» **GOAL OF THE EXERCISE**
After reading the entries below, report how many lines have the string "this" in them, giving the number alone.

» **DATA TO PROCESS**
◇ ◇ ◇ ◇ ◇ ◇ ◇

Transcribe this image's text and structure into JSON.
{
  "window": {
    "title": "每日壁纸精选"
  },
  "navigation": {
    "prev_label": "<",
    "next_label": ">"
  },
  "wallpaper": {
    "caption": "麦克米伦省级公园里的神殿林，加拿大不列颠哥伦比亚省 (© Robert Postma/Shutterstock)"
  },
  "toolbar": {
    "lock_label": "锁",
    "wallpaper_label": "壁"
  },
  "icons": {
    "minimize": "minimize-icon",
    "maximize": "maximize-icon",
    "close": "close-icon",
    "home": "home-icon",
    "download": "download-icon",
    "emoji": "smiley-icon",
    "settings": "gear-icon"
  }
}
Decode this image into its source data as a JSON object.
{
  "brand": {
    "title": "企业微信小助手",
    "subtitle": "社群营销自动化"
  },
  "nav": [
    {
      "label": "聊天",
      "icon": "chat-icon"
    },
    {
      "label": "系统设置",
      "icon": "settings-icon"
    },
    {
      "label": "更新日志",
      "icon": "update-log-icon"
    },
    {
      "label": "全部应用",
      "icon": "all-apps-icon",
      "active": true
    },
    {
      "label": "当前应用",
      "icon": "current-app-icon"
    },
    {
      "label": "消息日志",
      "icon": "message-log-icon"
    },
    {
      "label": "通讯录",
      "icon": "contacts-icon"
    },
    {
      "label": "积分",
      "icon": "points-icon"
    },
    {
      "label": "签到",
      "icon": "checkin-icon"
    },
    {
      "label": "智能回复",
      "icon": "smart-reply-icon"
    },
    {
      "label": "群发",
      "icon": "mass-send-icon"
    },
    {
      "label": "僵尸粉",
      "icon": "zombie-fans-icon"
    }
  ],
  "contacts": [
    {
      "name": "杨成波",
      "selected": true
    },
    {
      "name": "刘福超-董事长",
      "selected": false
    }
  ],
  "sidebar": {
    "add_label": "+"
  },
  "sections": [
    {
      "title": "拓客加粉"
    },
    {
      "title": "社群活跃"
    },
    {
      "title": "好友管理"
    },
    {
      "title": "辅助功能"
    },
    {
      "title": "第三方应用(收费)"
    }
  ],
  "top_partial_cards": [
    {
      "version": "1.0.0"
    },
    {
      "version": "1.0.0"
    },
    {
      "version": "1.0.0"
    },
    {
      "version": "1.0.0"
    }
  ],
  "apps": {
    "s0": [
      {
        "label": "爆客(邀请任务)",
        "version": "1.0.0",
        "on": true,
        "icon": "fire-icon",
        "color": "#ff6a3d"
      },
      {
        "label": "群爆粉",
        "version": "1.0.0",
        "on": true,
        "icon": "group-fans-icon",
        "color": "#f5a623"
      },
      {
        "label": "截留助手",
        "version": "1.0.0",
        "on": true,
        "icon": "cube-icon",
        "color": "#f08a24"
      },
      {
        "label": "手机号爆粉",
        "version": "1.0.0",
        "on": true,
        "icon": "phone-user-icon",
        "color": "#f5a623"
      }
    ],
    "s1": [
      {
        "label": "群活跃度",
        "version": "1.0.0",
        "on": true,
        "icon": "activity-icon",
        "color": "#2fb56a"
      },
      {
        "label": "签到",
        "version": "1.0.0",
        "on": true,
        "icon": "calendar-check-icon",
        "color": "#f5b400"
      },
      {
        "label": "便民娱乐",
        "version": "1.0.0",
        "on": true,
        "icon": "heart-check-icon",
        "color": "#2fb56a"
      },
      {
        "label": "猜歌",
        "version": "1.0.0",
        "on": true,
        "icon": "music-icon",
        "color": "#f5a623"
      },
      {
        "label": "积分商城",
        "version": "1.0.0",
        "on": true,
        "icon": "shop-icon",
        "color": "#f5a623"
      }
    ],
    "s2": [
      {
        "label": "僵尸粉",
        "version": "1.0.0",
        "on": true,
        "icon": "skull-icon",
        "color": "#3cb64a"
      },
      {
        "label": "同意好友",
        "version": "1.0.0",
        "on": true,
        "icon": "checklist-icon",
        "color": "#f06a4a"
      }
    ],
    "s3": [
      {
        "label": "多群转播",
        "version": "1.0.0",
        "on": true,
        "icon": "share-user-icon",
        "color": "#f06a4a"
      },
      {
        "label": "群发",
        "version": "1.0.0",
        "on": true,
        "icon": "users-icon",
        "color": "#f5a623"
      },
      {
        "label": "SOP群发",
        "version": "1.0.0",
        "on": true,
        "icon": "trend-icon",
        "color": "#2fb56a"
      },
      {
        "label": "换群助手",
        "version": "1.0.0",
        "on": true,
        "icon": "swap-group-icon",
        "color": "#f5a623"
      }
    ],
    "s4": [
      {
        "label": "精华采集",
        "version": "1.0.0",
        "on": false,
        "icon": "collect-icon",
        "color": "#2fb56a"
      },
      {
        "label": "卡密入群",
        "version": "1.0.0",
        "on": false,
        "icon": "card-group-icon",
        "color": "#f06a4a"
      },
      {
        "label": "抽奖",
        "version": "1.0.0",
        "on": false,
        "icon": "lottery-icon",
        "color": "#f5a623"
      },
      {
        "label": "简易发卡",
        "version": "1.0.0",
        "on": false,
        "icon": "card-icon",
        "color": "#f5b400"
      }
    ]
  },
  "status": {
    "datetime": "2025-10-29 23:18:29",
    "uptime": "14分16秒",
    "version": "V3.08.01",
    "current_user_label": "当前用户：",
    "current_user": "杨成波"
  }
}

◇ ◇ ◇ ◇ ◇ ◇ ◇

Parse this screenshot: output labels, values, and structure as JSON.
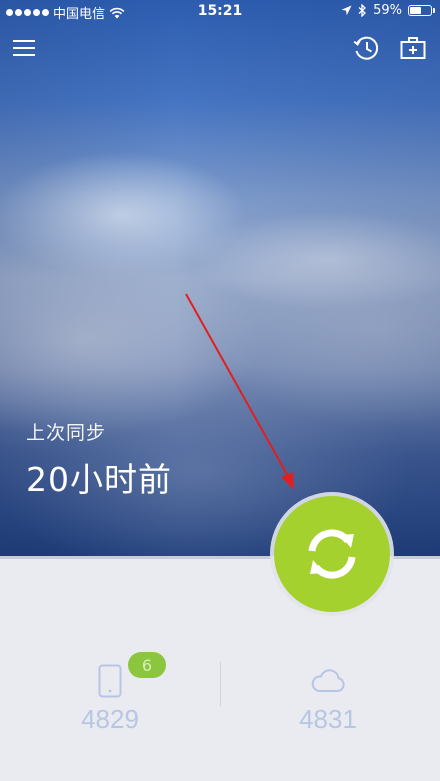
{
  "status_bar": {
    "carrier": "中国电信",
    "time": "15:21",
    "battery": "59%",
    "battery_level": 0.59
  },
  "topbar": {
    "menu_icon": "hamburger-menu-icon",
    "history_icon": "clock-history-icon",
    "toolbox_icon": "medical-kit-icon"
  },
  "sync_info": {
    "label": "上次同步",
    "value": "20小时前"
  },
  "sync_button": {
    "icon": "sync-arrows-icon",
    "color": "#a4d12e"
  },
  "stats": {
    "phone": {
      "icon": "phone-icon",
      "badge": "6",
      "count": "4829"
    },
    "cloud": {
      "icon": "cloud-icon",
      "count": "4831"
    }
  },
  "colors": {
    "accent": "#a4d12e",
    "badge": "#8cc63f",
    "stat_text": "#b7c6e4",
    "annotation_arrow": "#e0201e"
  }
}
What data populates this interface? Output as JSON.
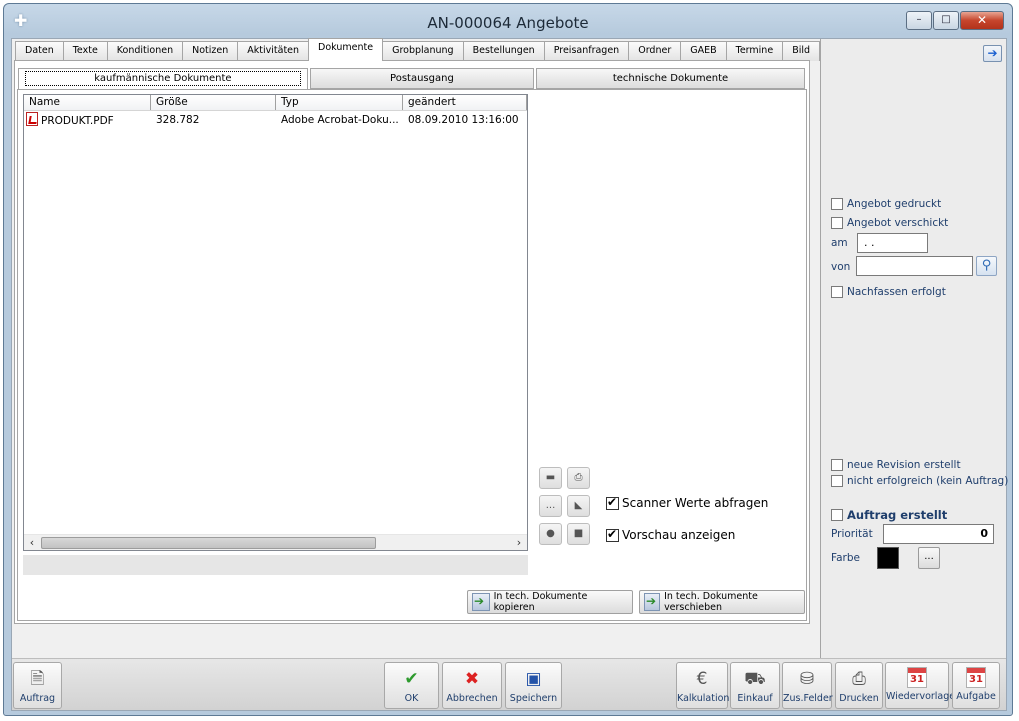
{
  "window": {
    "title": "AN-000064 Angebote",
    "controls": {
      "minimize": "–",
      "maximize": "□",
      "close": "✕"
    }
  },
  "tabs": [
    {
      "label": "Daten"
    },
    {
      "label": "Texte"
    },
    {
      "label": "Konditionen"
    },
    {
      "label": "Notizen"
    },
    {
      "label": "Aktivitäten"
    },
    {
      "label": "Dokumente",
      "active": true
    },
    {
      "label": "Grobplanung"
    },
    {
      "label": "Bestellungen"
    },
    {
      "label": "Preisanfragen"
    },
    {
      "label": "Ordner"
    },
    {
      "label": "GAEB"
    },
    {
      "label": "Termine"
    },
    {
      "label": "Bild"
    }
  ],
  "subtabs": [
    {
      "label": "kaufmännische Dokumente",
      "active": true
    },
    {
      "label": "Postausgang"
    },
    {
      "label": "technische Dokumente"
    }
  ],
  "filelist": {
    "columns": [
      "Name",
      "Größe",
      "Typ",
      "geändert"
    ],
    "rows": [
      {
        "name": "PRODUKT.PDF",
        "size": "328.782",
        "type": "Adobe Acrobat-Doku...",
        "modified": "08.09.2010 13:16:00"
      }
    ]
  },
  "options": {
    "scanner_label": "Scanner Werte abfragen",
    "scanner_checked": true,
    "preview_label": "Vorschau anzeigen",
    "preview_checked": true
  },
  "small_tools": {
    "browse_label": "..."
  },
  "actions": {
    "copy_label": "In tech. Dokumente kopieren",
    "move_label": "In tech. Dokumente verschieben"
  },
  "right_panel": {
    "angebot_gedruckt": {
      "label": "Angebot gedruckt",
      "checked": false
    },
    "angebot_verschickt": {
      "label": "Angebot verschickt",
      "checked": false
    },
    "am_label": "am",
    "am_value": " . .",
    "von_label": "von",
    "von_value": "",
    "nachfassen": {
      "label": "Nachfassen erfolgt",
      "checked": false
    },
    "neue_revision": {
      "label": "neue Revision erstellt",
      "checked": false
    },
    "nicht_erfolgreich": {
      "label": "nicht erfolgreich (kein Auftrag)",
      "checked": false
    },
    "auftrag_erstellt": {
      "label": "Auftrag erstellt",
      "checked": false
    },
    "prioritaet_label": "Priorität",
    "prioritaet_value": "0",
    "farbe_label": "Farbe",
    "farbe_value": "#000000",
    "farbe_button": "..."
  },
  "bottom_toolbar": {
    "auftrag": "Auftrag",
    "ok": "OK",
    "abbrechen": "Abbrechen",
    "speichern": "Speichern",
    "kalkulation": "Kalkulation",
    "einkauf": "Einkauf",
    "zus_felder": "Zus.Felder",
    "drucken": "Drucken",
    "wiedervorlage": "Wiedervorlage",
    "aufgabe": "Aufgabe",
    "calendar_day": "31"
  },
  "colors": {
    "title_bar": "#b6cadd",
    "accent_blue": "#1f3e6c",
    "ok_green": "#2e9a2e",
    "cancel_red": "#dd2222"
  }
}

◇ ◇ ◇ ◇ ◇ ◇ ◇

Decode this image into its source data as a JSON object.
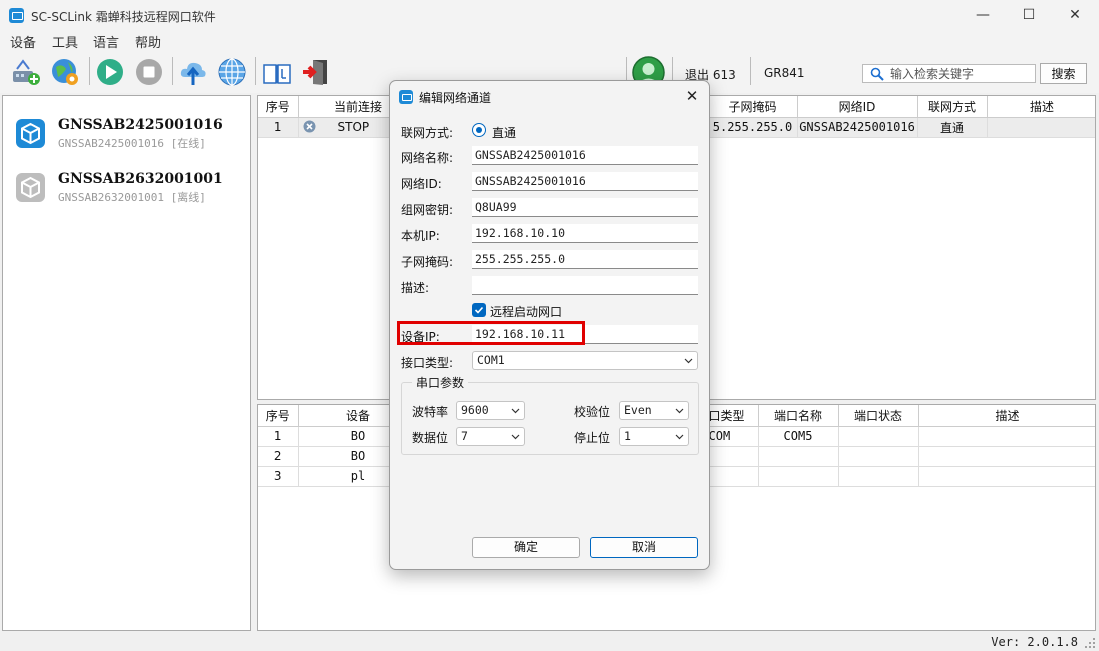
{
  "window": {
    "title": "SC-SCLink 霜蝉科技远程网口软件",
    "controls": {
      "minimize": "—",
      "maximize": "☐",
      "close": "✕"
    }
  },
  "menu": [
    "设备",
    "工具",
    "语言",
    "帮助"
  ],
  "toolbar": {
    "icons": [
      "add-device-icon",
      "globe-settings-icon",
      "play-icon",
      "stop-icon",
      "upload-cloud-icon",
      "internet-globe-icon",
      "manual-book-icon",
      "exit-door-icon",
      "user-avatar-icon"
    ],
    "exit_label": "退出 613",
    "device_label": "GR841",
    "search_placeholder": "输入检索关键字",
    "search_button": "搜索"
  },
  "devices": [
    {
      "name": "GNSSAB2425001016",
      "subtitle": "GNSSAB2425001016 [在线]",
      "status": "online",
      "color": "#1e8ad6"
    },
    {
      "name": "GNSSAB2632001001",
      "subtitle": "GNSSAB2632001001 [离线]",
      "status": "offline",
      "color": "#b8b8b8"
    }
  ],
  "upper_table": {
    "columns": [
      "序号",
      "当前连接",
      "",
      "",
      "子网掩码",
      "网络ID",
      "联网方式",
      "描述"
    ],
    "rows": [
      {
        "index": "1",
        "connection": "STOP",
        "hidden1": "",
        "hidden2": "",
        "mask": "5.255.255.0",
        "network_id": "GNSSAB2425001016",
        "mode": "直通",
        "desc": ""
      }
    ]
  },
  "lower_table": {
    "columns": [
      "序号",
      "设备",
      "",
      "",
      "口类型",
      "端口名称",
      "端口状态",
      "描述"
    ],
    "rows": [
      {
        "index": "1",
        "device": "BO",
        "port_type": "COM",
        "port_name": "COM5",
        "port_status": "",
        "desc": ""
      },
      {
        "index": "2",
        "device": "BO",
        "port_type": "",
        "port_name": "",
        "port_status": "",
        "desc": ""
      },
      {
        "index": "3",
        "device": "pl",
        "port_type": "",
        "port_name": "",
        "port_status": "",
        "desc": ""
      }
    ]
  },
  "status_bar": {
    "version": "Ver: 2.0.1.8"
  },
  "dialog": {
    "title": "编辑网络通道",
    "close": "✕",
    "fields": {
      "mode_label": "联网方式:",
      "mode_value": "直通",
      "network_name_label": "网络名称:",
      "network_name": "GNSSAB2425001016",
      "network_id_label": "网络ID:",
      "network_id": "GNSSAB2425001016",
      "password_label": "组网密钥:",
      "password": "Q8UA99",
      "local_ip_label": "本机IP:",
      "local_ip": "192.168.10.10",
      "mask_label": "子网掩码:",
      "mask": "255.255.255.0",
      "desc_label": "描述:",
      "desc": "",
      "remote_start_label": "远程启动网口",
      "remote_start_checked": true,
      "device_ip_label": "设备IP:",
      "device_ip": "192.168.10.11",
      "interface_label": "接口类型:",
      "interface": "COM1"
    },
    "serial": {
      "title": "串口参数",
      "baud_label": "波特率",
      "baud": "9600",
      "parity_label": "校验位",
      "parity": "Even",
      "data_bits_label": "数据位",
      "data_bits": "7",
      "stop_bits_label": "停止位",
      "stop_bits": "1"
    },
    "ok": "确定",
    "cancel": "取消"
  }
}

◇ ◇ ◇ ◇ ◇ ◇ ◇

» **RESULT**
5